## EXERCISE BRIEF
Your task is to copy the listing exactly, with the pictures left out.

══ ENTRIES SHOWN ══

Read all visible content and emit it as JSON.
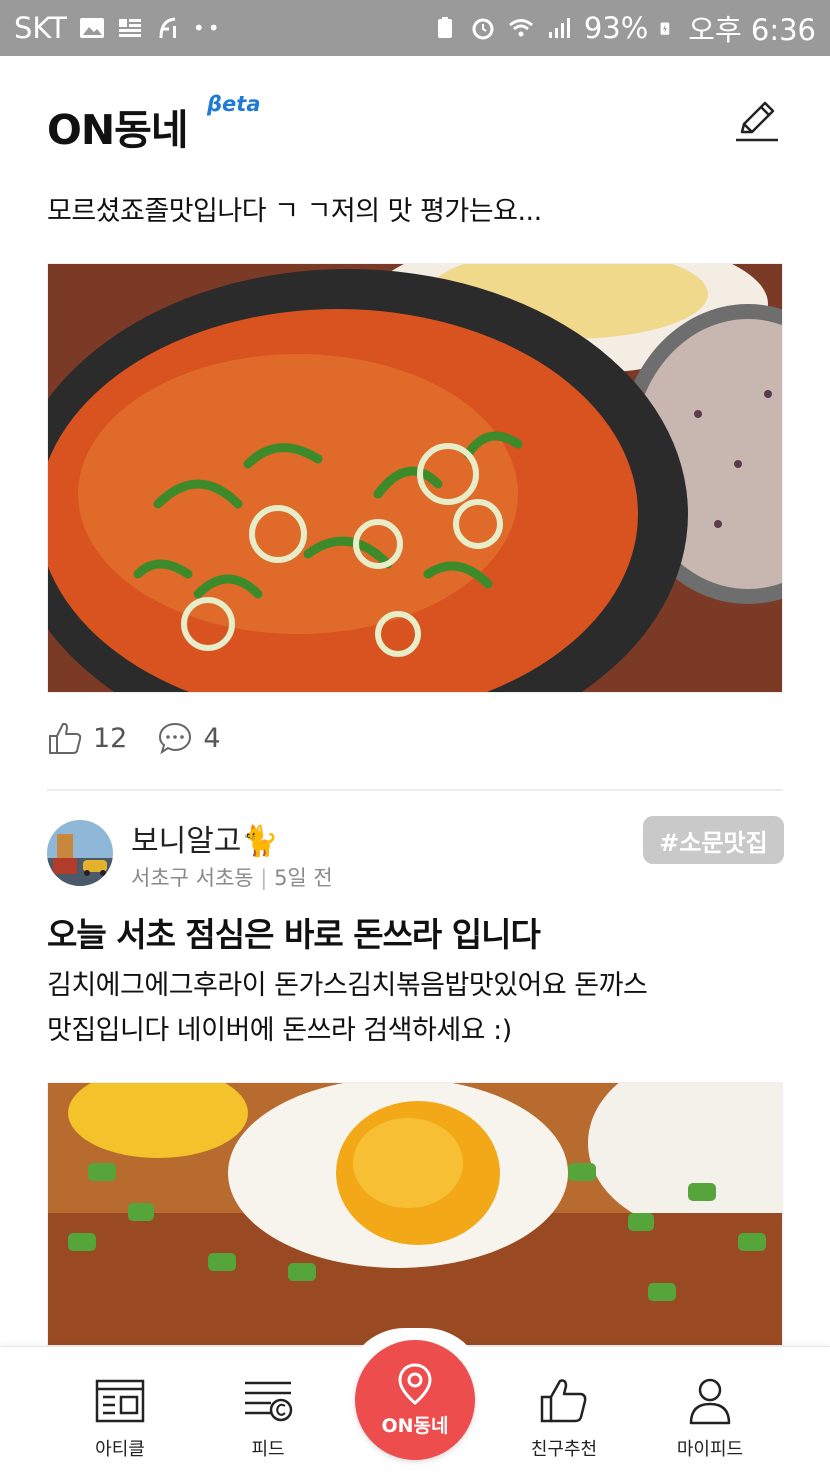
{
  "status_bar": {
    "carrier": "SKT",
    "battery": "93%",
    "time": "오후 6:36"
  },
  "header": {
    "title": "ON동네",
    "badge": "βeta",
    "edit_icon": "pencil-icon"
  },
  "post1": {
    "text": "모르셨죠졸맛입나다 ㄱ ㄱ저의 맛 평가는요...",
    "likes": "12",
    "comments": "4"
  },
  "post2": {
    "author": "보니알고🐈",
    "location": "서초구 서초동",
    "time": "5일 전",
    "tag": "#소문맛집",
    "title": "오늘 서초 점심은 바로 돈쓰라 입니다",
    "body_line1": "김치에그에그후라이 돈가스김치볶음밥맛있어요 돈까스",
    "body_line2": "맛집입니다 네이버에 돈쓰라 검색하세요 :)"
  },
  "nav": {
    "items": [
      {
        "label": "아티클",
        "icon": "article-icon"
      },
      {
        "label": "피드",
        "icon": "feed-icon"
      },
      {
        "label": "ON동네",
        "icon": "location-pin-icon"
      },
      {
        "label": "친구추천",
        "icon": "thumbs-up-icon"
      },
      {
        "label": "마이피드",
        "icon": "person-icon"
      }
    ]
  },
  "colors": {
    "accent": "#ee4d4d",
    "beta": "#1f7ad6",
    "status_bar": "#9a9a9a"
  }
}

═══

## WRITTEN RESPONSE
Read all visible content and emit it as JSON.
{
  "status_bar": {
    "carrier": "SKT",
    "battery": "93%",
    "time": "오후 6:36"
  },
  "header": {
    "title": "ON동네",
    "badge": "βeta",
    "edit_icon": "pencil-icon"
  },
  "post1": {
    "text": "모르셨죠졸맛입나다 ㄱ ㄱ저의 맛 평가는요...",
    "likes": "12",
    "comments": "4"
  },
  "post2": {
    "author": "보니알고🐈",
    "location": "서초구 서초동",
    "time": "5일 전",
    "tag": "#소문맛집",
    "title": "오늘 서초 점심은 바로 돈쓰라 입니다",
    "body_line1": "김치에그에그후라이 돈가스김치볶음밥맛있어요 돈까스",
    "body_line2": "맛집입니다 네이버에 돈쓰라 검색하세요 :)"
  },
  "nav": {
    "items": [
      {
        "label": "아티클",
        "icon": "article-icon"
      },
      {
        "label": "피드",
        "icon": "feed-icon"
      },
      {
        "label": "ON동네",
        "icon": "location-pin-icon"
      },
      {
        "label": "친구추천",
        "icon": "thumbs-up-icon"
      },
      {
        "label": "마이피드",
        "icon": "person-icon"
      }
    ]
  },
  "colors": {
    "accent": "#ee4d4d",
    "beta": "#1f7ad6",
    "status_bar": "#9a9a9a"
  }
}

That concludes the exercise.